Dr John Gottman, the well known author and therapist, is widely acclaimed for his work on marital stability and divorce prediction. Gottman is certain that he knows exactly what causes a marriage to fail, and he uses an unusual symbol in his analysis of the communication styles that he says often precede divorce – the four horsemen of the apocalypse.
Commonly interpreted by theologians to be conquest, war, hunger, and death, Gottman’s horsemen are instead criticism, contempt, defensiveness and stonewalling. These four styles of communication, says Gottman, spell an apocalyptic end to your marriage!
Criticism, Gottman’s first horseman, is different than expressing a complaint or critiquing something in a positive way, he says. Instead, criticism refers to a direct attack on your partner, which is completely different. For example:
- Complaint: I was so worried about you when you didn’t call home like you said you would! Please don’t do that again, it’s very stressful for me.
- Criticism: You told me you’d call and you didn’t! You’re irresponsible and selfish. You never think about the consequences of your actions.
Contempt, the second horseman, means treating your partner in a way that disrespects, belittles, and demeans them. Mocking someone, openly disregarding their opinions, or displaying ridicule for what they have said or done are all examples. Gottman says this behavior is cruel, and undermines your spouse’s worth as a person. For example:
- Contempt: Oh your life is so hard, isn’t it? I slave all day here doing dishes and laundry and running around after the kids, and all you do is come home and collapse on the couch in front of the TV. Poor you, somebody should give you a medal.
- The non-contemptuous alternative: I’m sorry you had a hard day. I had a rough day too and I’m feeling a bit emotionally stretched right now. Let’s talk about it later when we’re both more relaxed.

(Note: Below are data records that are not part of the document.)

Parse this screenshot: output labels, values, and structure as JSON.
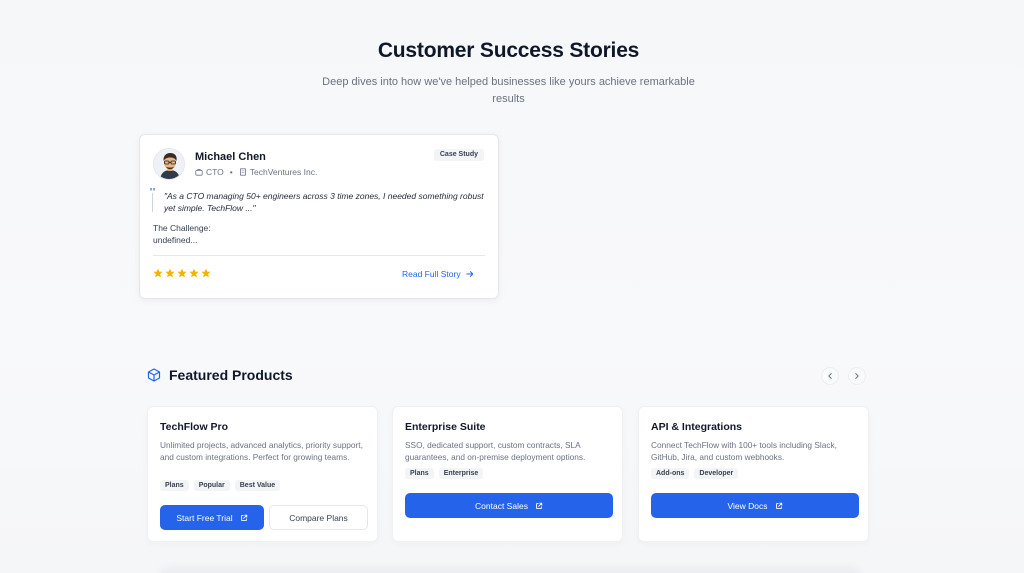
{
  "hero": {
    "title": "Customer Success Stories",
    "subtitle": "Deep dives into how we've helped businesses like yours achieve remarkable results"
  },
  "story": {
    "name": "Michael Chen",
    "role": "CTO",
    "company": "TechVentures Inc.",
    "badge": "Case Study",
    "quote": "\"As a CTO managing 50+ engineers across 3 time zones, I needed something robust yet simple. TechFlow ...\"",
    "challenge_label": "The Challenge:",
    "challenge_value": "undefined...",
    "rating": 5,
    "read_more": "Read Full Story",
    "star_color": "#f5b400"
  },
  "featured": {
    "title": "Featured Products",
    "prev_icon": "chevron-left-icon",
    "next_icon": "chevron-right-icon",
    "products": [
      {
        "title": "TechFlow Pro",
        "description": "Unlimited projects, advanced analytics, priority support, and custom integrations. Perfect for growing teams.",
        "tags": [
          "Plans",
          "Popular",
          "Best Value"
        ],
        "primary_label": "Start Free Trial",
        "secondary_label": "Compare Plans"
      },
      {
        "title": "Enterprise Suite",
        "description": "SSO, dedicated support, custom contracts, SLA guarantees, and on-premise deployment options.",
        "tags": [
          "Plans",
          "Enterprise"
        ],
        "primary_label": "Contact Sales"
      },
      {
        "title": "API & Integrations",
        "description": "Connect TechFlow with 100+ tools including Slack, GitHub, Jira, and custom webhooks.",
        "tags": [
          "Add-ons",
          "Developer"
        ],
        "primary_label": "View Docs"
      }
    ]
  },
  "colors": {
    "accent": "#2563eb",
    "text": "#111827",
    "muted": "#6b7280"
  }
}
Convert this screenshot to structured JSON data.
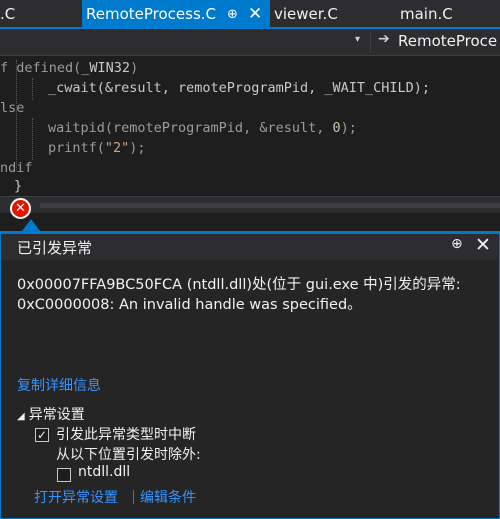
{
  "tabs": [
    {
      "label": ".C"
    },
    {
      "label": "RemoteProcess.C",
      "active": true,
      "pin": "⊕",
      "close": "✕"
    },
    {
      "label": "viewer.C"
    },
    {
      "label": "main.C"
    }
  ],
  "nav": {
    "dropdown_glyph": "▾",
    "arrow_glyph": "➔",
    "member_label": "RemoteProce"
  },
  "code": {
    "line1": {
      "kw": "f defined(",
      "macro": "_WIN32",
      "rest": ")"
    },
    "line2": {
      "fn": "_cwait(&result, remoteProgramPid, ",
      "macro": "_WAIT_CHILD",
      "rest": ");"
    },
    "line3": {
      "kw": "lse"
    },
    "line4": {
      "pre": "waitpid(remoteProgramPid, &result, ",
      "num": "0",
      "rest": ");"
    },
    "line5": {
      "pre": "printf(",
      "str": "\"2\"",
      "rest": ");"
    },
    "line6": {
      "kw": "ndif"
    },
    "line7": {
      "text": "}"
    }
  },
  "error_icon": "✕",
  "exception": {
    "title": "已引发异常",
    "pin_glyph": "⊕",
    "close_glyph": "✕",
    "message_line1": "0x00007FFA9BC50FCA (ntdll.dll)处(位于 gui.exe 中)引发的异常:",
    "message_line2": "0xC0000008: An invalid handle was specified。",
    "copy_details": "复制详细信息",
    "settings_section": "异常设置",
    "section_toggle": "◢",
    "break_on_type": "引发此异常类型时中断",
    "break_on_type_checked": true,
    "except_from": "从以下位置引发时除外:",
    "except_module": "ntdll.dll",
    "except_module_checked": false,
    "check_glyph": "✓",
    "open_settings": "打开异常设置",
    "edit_conditions": "编辑条件"
  }
}
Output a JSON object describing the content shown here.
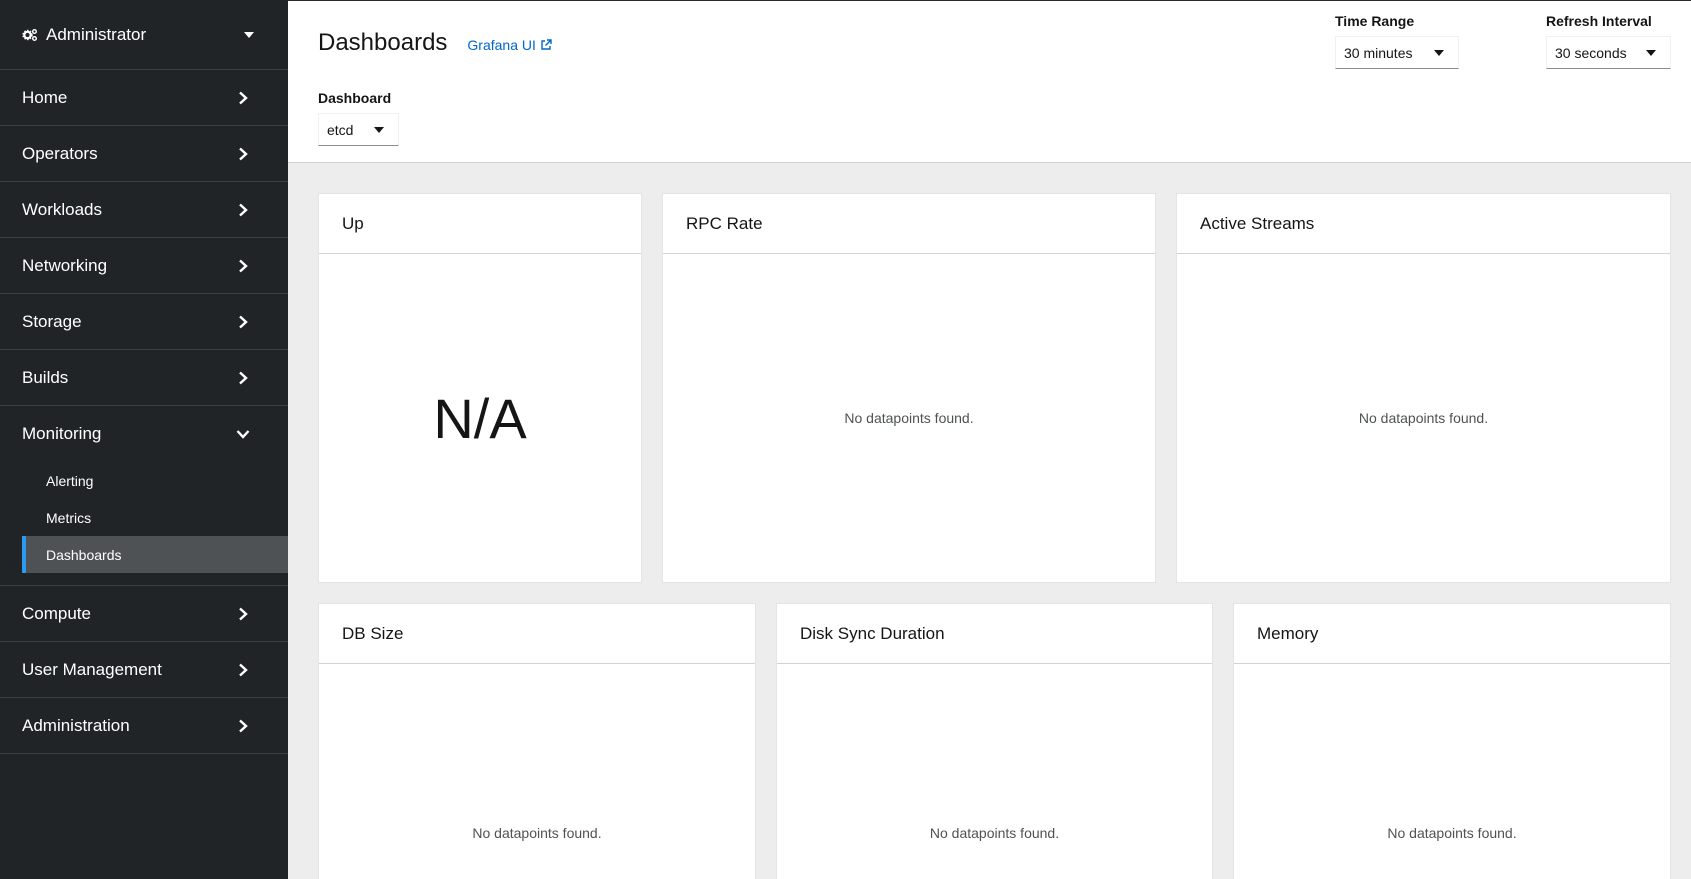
{
  "sidebar": {
    "perspective": "Administrator",
    "groups": [
      {
        "label": "Home"
      },
      {
        "label": "Operators"
      },
      {
        "label": "Workloads"
      },
      {
        "label": "Networking"
      },
      {
        "label": "Storage"
      },
      {
        "label": "Builds"
      },
      {
        "label": "Monitoring",
        "expanded": true,
        "items": [
          {
            "label": "Alerting"
          },
          {
            "label": "Metrics"
          },
          {
            "label": "Dashboards",
            "active": true
          }
        ]
      },
      {
        "label": "Compute"
      },
      {
        "label": "User Management"
      },
      {
        "label": "Administration"
      }
    ]
  },
  "header": {
    "title": "Dashboards",
    "grafana_link": "Grafana UI",
    "dashboard_label": "Dashboard",
    "dashboard_value": "etcd",
    "time_range_label": "Time Range",
    "time_range_value": "30 minutes",
    "refresh_label": "Refresh Interval",
    "refresh_value": "30 seconds"
  },
  "panels": {
    "up": {
      "title": "Up",
      "value": "N/A"
    },
    "rpc_rate": {
      "title": "RPC Rate",
      "message": "No datapoints found."
    },
    "active_streams": {
      "title": "Active Streams",
      "message": "No datapoints found."
    },
    "db_size": {
      "title": "DB Size",
      "message": "No datapoints found."
    },
    "disk_sync": {
      "title": "Disk Sync Duration",
      "message": "No datapoints found."
    },
    "memory": {
      "title": "Memory",
      "message": "No datapoints found."
    }
  },
  "colors": {
    "sidebar_bg": "#212427",
    "active_accent": "#2b9af3",
    "link": "#0066cc"
  }
}
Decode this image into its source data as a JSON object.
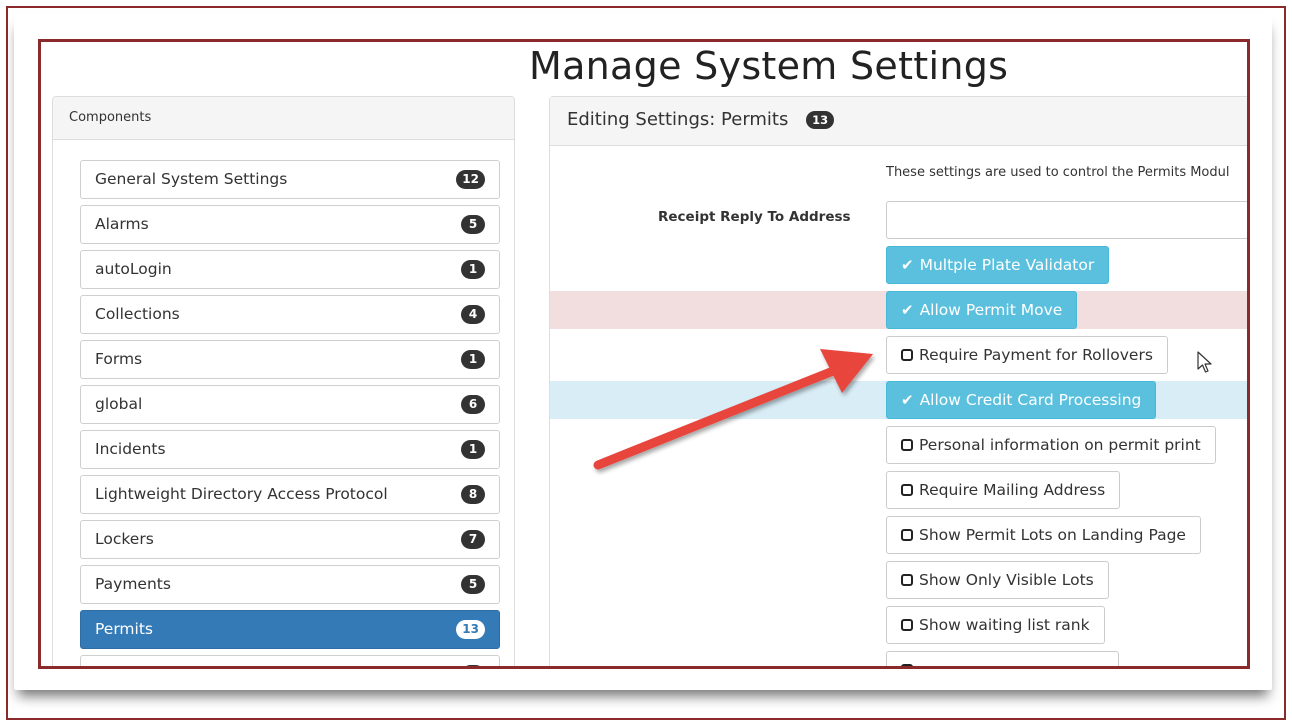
{
  "page": {
    "title": "Manage System Settings"
  },
  "components": {
    "header": "Components",
    "items": [
      {
        "label": "General System Settings",
        "count": "12",
        "active": false
      },
      {
        "label": "Alarms",
        "count": "5",
        "active": false
      },
      {
        "label": "autoLogin",
        "count": "1",
        "active": false
      },
      {
        "label": "Collections",
        "count": "4",
        "active": false
      },
      {
        "label": "Forms",
        "count": "1",
        "active": false
      },
      {
        "label": "global",
        "count": "6",
        "active": false
      },
      {
        "label": "Incidents",
        "count": "1",
        "active": false
      },
      {
        "label": "Lightweight Directory Access Protocol",
        "count": "8",
        "active": false
      },
      {
        "label": "Lockers",
        "count": "7",
        "active": false
      },
      {
        "label": "Payments",
        "count": "5",
        "active": false
      },
      {
        "label": "Permits",
        "count": "13",
        "active": true
      }
    ]
  },
  "settings": {
    "header": "Editing Settings: Permits",
    "count": "13",
    "description": "These settings are used to control the Permits Modul",
    "reply_label": "Receipt Reply To Address",
    "reply_value": "",
    "toggles": [
      {
        "label": "Multple Plate Validator",
        "checked": true,
        "check_glyph": "✔"
      },
      {
        "label": "Allow Permit Move",
        "checked": true,
        "check_glyph": "✔"
      },
      {
        "label": "Require Payment for Rollovers",
        "checked": false
      },
      {
        "label": "Allow Credit Card Processing",
        "checked": true,
        "check_glyph": "✔"
      },
      {
        "label": "Personal information on permit print",
        "checked": false
      },
      {
        "label": "Require Mailing Address",
        "checked": false
      },
      {
        "label": "Show Permit Lots on Landing Page",
        "checked": false
      },
      {
        "label": "Show Only Visible Lots",
        "checked": false
      },
      {
        "label": "Show waiting list rank",
        "checked": false
      }
    ]
  },
  "colors": {
    "frame": "#8b2a2a",
    "primary": "#337ab7",
    "info": "#5bc0de",
    "danger_row": "#f2dede",
    "info_row": "#d9edf7",
    "arrow": "#e8453c"
  }
}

Defensiveness, the third horseman, Gottman describes as being more commonplace in relationships, especially struggling ones. But when it becomes the predominant method of communication, and we start blaming our partners for our own shortcomings and lashing out when we feel accused, it can destroy a relationship. For example:
- Defensiveness: No, I didn’t stop at the store on the way home, I shouldn’t have to! I’m already overloaded with other commitments and you know that! You should’ve taken care of it yourself!
- The non-defensive alternative: Oh sorry! I completely forgot about that. I’ve been feeling overwhelmed lately with all this extra work and I should have told you I wouldn’t have time.
Stonewalling, the last and final horseman, is when one partner shuts the other one out in an effort to put off dealing with difficult issues. Tuning out, refusing to respond when confronted, and acting as if you don’t have time to address an issue is stonewalling. According to Gottman, it’s very dangerous for a relationship, and can often mean it’s undoing.
But, as Gottman explains, identifying these behaviors in your marriage is the first step toward making positive changes. So don’t give up hope. With time and dedication, all bad habits can be turned around and your marriage could be salvaged before it ends in divorce.